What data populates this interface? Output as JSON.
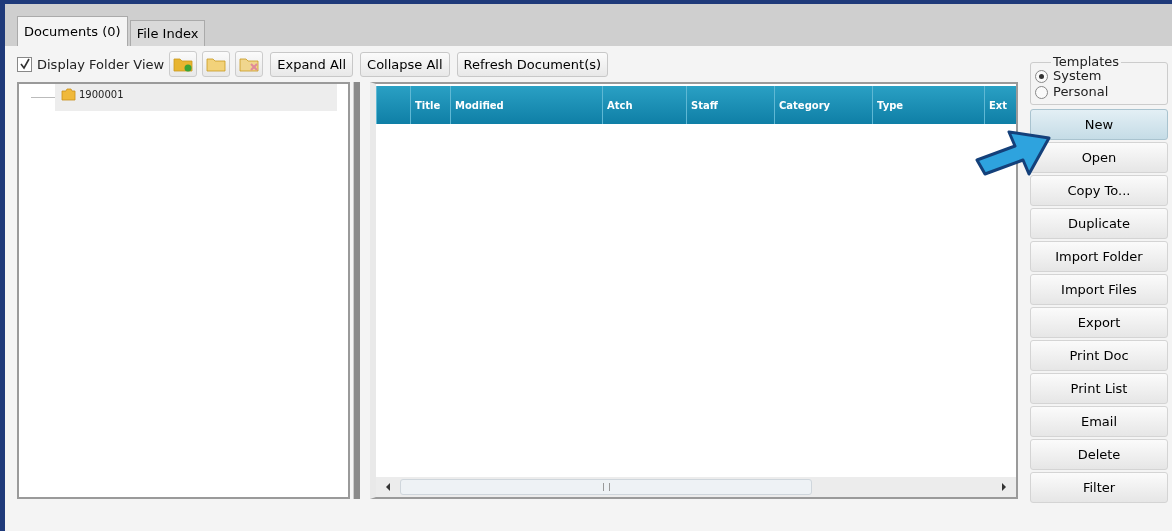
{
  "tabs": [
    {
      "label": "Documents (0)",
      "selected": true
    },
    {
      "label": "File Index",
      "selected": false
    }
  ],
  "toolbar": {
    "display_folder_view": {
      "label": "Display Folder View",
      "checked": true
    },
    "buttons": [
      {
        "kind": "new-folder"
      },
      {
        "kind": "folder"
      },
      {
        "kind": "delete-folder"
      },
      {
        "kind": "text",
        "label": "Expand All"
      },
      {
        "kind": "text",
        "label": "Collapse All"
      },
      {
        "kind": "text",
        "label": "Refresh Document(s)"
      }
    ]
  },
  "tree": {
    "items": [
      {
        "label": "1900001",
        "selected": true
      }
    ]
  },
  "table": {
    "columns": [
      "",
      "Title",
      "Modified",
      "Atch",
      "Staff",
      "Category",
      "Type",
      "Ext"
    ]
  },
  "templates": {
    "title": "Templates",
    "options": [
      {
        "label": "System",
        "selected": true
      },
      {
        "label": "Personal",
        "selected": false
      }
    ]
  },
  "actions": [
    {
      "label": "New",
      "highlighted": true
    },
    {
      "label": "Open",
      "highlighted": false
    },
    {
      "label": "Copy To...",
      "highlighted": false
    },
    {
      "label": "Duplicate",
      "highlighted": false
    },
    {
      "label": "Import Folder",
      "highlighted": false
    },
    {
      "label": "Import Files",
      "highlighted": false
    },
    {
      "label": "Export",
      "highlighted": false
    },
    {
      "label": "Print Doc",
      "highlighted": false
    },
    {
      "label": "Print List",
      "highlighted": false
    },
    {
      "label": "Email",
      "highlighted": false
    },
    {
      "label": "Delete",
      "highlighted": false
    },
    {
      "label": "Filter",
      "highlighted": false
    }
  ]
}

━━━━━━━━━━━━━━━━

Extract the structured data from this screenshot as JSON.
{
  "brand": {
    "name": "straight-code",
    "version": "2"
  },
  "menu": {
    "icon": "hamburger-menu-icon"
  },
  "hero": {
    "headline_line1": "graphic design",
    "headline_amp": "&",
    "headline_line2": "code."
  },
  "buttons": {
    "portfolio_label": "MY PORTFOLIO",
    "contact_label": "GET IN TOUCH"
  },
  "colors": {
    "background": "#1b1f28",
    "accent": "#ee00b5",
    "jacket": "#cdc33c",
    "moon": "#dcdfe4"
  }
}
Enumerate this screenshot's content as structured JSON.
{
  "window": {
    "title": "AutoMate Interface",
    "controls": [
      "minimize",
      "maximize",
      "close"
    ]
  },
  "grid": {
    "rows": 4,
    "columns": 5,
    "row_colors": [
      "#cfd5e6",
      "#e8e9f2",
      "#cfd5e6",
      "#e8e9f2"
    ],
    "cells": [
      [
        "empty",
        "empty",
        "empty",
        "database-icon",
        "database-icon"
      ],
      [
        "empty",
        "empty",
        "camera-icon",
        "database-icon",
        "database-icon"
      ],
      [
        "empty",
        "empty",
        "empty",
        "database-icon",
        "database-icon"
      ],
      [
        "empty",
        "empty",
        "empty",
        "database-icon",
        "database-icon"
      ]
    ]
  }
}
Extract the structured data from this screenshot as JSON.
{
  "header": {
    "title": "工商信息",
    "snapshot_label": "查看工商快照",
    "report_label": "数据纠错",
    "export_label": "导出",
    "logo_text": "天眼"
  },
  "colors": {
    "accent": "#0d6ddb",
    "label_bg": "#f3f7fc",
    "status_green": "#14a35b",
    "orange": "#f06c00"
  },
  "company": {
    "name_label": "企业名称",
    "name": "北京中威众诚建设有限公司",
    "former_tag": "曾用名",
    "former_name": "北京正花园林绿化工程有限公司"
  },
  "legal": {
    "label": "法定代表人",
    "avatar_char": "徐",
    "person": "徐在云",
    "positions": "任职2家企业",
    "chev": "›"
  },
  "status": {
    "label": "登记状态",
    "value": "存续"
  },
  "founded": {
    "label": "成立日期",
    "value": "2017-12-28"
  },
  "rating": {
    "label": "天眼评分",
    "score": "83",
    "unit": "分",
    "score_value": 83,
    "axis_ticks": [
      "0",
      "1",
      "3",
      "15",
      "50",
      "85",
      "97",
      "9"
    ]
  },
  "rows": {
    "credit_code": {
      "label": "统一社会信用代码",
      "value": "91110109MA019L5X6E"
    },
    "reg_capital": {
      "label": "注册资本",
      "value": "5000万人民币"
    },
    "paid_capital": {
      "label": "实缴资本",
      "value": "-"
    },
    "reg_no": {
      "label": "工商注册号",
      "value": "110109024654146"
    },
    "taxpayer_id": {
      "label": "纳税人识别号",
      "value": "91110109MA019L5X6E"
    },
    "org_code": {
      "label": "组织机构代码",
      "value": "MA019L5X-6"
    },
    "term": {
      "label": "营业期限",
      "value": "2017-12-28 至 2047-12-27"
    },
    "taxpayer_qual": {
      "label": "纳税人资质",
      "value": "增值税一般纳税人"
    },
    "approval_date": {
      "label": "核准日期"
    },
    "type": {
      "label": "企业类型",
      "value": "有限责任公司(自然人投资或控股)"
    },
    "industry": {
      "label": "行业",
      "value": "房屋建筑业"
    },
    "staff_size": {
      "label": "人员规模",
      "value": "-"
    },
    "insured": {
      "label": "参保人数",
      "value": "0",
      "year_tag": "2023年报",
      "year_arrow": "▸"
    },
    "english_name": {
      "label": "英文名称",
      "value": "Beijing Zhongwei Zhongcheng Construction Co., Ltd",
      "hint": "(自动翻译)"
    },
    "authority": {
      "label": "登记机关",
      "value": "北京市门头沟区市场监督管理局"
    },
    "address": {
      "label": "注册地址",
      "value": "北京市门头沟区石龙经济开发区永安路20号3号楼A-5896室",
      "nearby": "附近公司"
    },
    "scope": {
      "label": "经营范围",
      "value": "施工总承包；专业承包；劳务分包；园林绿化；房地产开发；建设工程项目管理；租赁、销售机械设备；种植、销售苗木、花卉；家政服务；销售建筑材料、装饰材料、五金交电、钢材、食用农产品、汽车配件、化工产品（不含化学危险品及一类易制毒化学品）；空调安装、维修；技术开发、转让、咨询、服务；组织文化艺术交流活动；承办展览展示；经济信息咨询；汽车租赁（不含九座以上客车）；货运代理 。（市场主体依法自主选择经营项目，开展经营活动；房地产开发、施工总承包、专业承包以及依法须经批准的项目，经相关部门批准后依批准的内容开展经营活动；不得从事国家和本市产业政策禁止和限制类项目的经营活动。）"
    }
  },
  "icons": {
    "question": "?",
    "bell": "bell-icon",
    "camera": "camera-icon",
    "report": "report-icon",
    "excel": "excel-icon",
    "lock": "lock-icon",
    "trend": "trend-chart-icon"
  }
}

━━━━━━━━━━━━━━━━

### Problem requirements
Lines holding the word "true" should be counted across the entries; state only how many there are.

### Reply to the task
5